The world’s largest cryptocurrency is down around 50% since the start of 2021.
CFOTO | Edition of the future | Getty Images
Bitcoin crossed the $24,000 threshold for the first time in more than a month as hopes of a less aggressive rate hike than feared by the Federal Reserve sparked a cryptocurrency relief rally.
The world’s largest cryptocurrency hit $24,047 on Wednesday, up more than 8% in 24 hours and trading at levels not seen since mid-June, according to data from Coin Metrics.
Traders were reassured by the prospect of looser policy action from the Fed at its next rate-setting meeting.
The effects of the US central bank’s monetary policy tightening weighed heavily on risky assets like stocks and crypto.
Bitcoin is still down around 50% since the start of 2021.
“It’s not necessarily the end of the crypto bear market, but a relief rally for Bitcoin is long overdue,” said Antoni Trenchev, CEO of crypto lender Nexo.
“Bitcoin is starting to find its footing after a shaky month, and the next week will be telling,” he added.
The US central bank is expected to raise rates again at its next policy meeting, but economists expect a less aggressive increase this time by 75 basis points instead of 100.
Cryptocurrencies have been touted as a source of value uncorrelated with traditional financial markets.
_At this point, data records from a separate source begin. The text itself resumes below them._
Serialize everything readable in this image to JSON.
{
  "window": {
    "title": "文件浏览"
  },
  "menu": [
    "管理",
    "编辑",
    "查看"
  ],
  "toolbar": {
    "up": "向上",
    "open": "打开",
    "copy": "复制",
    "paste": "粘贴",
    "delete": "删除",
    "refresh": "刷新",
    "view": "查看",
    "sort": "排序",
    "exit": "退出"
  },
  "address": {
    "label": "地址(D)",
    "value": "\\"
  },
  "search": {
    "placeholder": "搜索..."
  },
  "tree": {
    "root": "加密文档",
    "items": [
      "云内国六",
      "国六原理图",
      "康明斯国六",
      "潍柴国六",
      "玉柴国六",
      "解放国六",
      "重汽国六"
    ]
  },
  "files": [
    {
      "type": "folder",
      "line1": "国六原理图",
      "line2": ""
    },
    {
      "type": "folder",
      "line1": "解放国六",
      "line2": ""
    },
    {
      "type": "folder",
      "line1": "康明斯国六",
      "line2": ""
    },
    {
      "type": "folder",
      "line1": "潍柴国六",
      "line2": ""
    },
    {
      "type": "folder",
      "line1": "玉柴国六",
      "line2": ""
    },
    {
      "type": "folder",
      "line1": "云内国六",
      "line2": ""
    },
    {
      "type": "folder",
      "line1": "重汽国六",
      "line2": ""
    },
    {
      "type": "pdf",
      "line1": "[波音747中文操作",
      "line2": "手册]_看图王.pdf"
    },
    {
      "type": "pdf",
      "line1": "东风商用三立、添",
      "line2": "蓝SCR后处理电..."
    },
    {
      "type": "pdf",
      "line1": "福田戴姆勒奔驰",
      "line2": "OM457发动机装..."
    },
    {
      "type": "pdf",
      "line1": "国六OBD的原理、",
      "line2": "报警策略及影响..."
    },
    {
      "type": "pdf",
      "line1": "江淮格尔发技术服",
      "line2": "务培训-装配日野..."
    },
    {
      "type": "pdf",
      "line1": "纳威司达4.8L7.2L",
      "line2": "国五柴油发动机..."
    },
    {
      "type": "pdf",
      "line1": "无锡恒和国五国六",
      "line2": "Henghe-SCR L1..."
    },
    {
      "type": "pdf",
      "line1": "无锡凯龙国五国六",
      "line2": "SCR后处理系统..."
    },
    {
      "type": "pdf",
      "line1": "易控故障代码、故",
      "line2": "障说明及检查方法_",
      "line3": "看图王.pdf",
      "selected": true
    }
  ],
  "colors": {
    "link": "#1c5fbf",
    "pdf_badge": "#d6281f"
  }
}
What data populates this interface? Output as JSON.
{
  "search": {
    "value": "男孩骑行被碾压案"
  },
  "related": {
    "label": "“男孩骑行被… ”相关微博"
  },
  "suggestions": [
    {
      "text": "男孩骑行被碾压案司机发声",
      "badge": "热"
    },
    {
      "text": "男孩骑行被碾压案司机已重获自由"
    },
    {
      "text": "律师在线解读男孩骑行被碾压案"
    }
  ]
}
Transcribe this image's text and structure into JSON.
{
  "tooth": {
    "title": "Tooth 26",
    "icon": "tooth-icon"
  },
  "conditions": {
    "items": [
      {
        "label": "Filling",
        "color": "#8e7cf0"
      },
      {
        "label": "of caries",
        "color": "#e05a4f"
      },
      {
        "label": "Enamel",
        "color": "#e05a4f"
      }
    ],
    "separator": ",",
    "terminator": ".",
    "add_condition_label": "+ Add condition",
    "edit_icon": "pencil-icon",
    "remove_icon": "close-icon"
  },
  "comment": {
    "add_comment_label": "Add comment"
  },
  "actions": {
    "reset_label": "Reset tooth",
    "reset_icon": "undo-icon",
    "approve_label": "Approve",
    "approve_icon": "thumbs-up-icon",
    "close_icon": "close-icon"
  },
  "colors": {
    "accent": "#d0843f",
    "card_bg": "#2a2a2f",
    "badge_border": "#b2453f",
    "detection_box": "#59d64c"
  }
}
But as institutional capital poured into digital assets, that thesis failed to materialize once the Fed started raising interest rates and traders fled equities.
A rally past $22,700 means the cryptocurrency has now recovered its 200-week moving average, laying the technical groundwork for a “trend reversal,” according to Yuya Hasegawa, crypto market analyst at the exchange. Japanese crypto Bitbank.
“The market needs a little more confidence to slow the pace of the Fed raising rates,” he said. “Nevertheless, the short-term outlook for bitcoin is optimistic and it could hit around $29,000 this week.”
Meanwhile, traders are betting that the worst of an intense market contagion caused by liquidity issues at some major crypto firms has likely subsided.
Digital currencies have come under immense selling pressure over the past couple of months as the collapse of some notable companies has caused ripple effects in the market. Terra, a so-called algorithmic stablecoin, plunged to near zero in May, setting off a chain of events that ultimately led to the bankruptcies of crypto firms Celsius, Three Arrows Capital and Voyager.
Elsewhere in crypto, ether soared nearly 5% to $1,609.06, while other so-called “altcoins” were also higher.
The second-largest token has risen more than 50% in the past seven days, fueled by optimism over a highly anticipated upgrade to its network known as “Merge”.
The developers now expect the update, which would move Ethereum away from environmentally dubious cryptocurrency mining to a more energy-efficient system, to be completed by September 19.
“Crypto mining has been heavily criticized for contributing to climate change due to its energy-intensive nature and as wildfires rage across Europe and the US, the promise that Ether transactions could be less damaging for the environment has sparked a flurry of interest,” said Susannah Streeter, senior investment and market analyst at Hargreaves Lansdown.